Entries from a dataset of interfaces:
——

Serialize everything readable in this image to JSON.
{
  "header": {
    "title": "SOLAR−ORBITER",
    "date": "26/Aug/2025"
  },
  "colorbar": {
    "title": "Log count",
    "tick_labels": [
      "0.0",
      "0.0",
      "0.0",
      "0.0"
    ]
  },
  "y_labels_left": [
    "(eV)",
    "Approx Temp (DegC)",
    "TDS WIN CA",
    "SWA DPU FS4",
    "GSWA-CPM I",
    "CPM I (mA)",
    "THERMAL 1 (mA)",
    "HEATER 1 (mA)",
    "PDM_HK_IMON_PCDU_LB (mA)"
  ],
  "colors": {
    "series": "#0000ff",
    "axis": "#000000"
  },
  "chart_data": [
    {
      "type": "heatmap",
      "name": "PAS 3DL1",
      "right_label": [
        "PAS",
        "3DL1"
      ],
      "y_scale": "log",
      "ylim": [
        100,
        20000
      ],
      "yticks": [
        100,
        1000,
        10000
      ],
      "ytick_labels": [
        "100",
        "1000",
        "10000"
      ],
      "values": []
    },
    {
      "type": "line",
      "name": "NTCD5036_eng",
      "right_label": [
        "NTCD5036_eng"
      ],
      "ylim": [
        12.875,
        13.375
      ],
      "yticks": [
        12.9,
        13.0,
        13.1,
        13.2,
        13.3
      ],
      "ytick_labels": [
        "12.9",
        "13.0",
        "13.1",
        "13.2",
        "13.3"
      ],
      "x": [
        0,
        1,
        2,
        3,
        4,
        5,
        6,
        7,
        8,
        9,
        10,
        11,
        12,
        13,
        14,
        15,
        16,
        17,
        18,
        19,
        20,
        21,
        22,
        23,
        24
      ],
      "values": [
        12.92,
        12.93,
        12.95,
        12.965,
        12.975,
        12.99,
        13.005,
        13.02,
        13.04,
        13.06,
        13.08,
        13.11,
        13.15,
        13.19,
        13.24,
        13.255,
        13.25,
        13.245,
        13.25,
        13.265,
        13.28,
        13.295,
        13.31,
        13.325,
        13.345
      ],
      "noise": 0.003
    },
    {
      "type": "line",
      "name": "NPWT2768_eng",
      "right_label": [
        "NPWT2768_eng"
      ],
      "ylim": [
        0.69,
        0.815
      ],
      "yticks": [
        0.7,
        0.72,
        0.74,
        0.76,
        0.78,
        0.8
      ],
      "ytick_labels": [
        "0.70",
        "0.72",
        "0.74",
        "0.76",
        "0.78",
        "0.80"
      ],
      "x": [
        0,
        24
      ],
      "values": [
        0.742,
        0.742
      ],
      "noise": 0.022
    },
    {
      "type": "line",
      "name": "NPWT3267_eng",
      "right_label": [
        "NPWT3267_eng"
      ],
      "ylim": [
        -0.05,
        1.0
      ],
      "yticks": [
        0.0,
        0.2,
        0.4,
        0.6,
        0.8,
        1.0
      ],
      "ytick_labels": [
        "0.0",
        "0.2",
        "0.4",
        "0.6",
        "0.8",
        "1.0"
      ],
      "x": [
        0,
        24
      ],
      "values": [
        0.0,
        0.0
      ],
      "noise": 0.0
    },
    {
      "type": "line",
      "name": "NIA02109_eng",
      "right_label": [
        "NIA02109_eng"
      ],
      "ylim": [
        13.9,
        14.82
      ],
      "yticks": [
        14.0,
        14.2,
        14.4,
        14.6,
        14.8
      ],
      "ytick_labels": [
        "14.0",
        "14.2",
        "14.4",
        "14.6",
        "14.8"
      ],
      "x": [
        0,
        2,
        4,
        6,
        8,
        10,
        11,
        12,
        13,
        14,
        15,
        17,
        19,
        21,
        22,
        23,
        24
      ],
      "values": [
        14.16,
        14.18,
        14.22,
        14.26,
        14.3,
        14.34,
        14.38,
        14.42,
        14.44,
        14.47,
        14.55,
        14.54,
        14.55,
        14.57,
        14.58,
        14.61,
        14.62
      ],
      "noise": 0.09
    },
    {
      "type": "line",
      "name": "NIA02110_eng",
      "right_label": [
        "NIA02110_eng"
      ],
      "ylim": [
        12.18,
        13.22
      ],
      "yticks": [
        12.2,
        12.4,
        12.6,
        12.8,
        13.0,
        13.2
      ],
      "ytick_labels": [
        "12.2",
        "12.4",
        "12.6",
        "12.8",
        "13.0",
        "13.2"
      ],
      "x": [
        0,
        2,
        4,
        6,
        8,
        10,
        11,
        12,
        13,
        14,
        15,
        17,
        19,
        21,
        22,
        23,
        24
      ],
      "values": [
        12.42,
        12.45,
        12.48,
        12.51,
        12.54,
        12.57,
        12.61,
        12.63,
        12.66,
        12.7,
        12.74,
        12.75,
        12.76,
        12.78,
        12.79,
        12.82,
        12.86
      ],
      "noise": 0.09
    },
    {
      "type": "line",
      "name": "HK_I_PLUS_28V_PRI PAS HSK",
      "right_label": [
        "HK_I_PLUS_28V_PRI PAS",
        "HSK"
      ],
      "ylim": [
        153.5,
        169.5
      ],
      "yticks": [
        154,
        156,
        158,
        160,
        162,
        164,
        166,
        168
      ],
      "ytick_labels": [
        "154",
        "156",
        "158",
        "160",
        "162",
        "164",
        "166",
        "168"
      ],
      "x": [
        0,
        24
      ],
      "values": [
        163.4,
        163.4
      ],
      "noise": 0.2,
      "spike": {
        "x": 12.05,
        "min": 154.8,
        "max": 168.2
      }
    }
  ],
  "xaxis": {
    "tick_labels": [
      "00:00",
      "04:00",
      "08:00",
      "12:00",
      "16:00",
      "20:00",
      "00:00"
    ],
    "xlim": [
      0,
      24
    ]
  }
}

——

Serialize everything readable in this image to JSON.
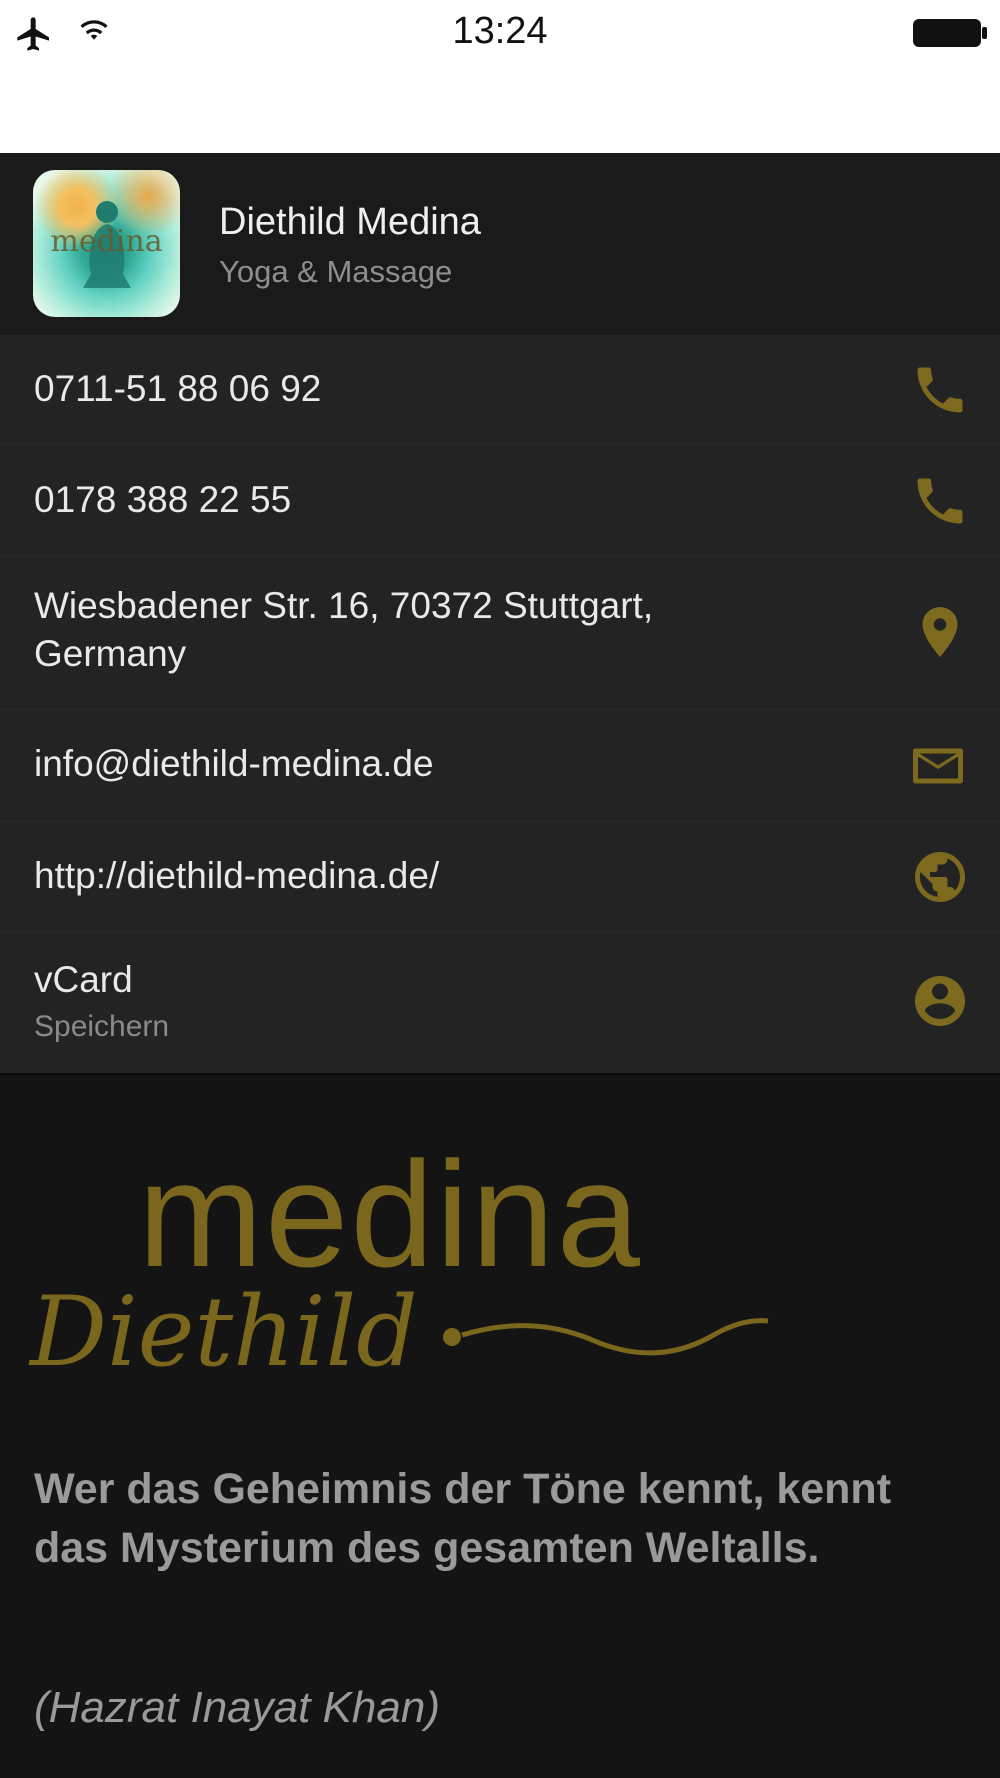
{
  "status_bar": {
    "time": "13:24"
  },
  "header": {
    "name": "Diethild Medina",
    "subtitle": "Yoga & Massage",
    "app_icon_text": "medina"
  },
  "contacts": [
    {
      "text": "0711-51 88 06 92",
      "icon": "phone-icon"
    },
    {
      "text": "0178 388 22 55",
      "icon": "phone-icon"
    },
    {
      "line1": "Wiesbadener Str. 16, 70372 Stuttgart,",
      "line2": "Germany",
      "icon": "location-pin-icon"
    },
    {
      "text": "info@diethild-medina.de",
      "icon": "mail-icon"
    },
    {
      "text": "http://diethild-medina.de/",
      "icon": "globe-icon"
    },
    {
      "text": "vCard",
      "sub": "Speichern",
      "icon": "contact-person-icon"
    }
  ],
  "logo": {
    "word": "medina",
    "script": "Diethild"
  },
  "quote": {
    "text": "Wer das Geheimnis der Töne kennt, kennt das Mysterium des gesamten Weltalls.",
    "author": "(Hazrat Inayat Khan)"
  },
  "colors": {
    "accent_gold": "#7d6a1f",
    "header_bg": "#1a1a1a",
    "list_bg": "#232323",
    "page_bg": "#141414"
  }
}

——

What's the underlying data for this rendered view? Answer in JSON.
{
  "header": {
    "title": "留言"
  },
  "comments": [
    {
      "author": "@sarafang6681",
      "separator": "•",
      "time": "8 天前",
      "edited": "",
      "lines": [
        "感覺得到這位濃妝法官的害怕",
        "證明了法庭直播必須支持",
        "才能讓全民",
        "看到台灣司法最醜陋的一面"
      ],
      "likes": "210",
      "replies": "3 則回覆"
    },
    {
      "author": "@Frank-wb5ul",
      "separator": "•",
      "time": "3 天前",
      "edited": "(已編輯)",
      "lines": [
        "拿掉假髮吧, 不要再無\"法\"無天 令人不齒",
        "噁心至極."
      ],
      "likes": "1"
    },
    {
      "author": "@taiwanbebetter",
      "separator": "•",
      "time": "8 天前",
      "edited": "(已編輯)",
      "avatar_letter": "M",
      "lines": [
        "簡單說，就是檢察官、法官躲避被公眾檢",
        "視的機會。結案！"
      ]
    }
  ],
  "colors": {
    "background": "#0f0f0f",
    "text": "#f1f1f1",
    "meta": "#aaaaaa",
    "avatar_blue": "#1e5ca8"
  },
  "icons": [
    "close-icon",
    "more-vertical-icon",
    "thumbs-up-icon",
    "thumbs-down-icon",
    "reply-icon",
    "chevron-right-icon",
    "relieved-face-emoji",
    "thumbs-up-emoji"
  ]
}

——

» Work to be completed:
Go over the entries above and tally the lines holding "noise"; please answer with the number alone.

» Written answer:
6